___ Records provided ___
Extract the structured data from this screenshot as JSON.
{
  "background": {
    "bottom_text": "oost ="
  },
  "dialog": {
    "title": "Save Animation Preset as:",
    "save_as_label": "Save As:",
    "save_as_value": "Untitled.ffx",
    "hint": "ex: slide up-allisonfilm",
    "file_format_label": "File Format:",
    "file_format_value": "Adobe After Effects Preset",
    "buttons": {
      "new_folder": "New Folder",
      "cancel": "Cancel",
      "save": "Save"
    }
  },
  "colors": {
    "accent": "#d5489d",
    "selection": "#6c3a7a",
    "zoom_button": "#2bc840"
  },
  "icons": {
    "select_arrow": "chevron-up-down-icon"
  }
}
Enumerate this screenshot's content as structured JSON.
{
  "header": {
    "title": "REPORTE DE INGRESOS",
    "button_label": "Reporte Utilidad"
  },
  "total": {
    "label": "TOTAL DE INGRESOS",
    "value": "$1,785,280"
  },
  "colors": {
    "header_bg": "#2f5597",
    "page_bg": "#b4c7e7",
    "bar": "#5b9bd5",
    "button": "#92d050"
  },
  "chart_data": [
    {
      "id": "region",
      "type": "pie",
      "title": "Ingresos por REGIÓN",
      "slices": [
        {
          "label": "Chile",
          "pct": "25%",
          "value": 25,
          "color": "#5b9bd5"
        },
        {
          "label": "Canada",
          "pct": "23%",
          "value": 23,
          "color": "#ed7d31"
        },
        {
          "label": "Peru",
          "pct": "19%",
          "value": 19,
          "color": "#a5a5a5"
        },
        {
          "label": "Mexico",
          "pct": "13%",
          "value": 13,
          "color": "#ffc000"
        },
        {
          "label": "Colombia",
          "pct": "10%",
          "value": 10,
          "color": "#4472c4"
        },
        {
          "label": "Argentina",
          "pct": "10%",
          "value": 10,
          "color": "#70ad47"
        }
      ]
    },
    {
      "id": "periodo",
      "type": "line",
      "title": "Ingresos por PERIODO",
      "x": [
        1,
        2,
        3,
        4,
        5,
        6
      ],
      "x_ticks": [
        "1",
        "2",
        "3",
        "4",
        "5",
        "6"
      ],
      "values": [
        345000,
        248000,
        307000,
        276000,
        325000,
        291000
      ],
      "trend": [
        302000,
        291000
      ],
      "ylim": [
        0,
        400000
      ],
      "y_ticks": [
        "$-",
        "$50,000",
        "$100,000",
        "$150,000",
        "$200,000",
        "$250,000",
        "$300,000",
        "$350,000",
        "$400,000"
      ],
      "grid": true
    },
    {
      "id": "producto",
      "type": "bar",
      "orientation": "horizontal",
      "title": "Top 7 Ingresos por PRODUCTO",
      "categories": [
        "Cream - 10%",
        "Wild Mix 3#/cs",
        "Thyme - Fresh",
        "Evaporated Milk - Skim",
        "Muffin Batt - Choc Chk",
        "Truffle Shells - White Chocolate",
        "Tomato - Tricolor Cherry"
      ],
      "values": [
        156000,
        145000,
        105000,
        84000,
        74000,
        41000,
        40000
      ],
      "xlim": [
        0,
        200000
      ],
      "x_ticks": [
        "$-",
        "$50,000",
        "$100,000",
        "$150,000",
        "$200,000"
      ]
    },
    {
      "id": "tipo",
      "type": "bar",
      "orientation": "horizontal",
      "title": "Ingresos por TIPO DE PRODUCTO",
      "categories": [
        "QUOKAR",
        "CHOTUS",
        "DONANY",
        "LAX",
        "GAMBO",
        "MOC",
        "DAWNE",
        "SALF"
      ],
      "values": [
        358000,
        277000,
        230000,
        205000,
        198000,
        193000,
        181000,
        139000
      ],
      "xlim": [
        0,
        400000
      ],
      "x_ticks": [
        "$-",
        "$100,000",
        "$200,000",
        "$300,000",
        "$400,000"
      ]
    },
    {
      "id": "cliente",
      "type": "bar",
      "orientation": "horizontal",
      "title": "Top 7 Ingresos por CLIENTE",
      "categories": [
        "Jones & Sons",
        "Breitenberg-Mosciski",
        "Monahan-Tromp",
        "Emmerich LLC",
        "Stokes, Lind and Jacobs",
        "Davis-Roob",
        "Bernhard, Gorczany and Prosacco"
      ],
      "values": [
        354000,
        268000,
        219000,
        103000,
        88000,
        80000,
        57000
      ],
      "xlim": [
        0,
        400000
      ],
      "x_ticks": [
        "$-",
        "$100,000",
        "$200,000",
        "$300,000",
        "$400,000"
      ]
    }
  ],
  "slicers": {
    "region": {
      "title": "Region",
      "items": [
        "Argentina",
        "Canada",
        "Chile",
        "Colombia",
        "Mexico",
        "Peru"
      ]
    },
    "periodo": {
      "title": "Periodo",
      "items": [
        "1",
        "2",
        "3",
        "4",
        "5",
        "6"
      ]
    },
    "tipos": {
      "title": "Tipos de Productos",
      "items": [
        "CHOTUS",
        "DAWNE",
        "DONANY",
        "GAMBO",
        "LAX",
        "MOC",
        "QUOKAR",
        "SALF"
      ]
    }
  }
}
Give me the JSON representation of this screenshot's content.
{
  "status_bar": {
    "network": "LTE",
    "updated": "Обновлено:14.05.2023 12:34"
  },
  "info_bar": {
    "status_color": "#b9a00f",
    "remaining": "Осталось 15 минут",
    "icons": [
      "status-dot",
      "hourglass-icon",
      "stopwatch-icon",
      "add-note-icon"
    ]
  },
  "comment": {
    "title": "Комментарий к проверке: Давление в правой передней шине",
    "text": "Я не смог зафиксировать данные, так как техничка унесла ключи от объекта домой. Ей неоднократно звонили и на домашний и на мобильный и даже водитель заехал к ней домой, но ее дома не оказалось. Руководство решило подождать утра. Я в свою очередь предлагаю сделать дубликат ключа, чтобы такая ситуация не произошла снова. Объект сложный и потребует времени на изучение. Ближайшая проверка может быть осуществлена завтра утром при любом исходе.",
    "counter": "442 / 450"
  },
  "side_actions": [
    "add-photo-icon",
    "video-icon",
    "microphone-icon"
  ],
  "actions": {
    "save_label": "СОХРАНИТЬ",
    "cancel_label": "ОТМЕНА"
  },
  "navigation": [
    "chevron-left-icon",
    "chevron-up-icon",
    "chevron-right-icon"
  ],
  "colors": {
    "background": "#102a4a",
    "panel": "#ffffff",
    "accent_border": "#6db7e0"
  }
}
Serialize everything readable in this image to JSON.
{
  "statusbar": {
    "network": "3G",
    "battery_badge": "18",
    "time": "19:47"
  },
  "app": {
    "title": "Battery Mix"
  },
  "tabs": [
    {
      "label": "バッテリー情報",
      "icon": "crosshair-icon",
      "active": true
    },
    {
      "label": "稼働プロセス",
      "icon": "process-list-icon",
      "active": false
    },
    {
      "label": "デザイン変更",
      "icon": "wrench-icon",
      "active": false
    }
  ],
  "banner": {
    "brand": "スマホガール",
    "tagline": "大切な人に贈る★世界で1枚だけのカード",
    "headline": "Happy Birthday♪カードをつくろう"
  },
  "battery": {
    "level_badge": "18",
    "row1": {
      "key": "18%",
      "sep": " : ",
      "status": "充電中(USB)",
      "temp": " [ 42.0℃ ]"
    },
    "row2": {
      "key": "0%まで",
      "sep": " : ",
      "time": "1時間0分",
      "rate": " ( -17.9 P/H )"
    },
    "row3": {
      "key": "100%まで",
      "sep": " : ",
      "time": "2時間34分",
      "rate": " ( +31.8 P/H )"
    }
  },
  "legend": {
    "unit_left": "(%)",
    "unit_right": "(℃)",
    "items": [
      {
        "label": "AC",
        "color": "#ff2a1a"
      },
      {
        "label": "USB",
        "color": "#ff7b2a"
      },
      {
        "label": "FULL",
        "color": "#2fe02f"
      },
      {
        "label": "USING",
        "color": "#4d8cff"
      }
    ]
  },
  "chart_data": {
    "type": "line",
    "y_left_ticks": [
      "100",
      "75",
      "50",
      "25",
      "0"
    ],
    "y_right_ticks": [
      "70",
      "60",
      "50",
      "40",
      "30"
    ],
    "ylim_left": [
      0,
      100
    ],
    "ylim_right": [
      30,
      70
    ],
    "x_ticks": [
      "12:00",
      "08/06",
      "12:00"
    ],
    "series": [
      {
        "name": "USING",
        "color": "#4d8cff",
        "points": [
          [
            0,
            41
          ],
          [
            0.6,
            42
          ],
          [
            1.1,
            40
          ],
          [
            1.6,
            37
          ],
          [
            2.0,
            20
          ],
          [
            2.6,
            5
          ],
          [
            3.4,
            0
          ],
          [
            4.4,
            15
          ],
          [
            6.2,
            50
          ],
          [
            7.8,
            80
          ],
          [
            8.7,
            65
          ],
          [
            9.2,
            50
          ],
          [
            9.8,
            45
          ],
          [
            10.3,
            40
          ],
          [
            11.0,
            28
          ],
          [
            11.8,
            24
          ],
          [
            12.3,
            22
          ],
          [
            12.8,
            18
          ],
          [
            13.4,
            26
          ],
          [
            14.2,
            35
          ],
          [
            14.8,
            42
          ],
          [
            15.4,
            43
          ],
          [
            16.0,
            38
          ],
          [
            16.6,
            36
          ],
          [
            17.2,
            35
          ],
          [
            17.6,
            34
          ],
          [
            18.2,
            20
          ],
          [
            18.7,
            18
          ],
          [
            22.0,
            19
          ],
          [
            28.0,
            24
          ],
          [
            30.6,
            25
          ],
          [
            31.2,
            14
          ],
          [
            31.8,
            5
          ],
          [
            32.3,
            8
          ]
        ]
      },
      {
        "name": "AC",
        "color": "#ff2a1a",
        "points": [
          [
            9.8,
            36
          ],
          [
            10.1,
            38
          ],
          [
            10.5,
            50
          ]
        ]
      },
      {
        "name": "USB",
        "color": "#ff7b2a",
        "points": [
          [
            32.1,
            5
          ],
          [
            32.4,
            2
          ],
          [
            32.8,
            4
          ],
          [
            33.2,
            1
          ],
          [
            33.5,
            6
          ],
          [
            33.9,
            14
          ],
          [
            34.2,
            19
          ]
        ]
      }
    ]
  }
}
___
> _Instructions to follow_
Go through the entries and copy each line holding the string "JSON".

> _Result of this task_
Extract the structured data from this screenshot as JSON.
Enumerate this screenshot's content as structured JSON.
Give me the JSON representation of this screenshot's content.
Serialize everything readable in this image to JSON.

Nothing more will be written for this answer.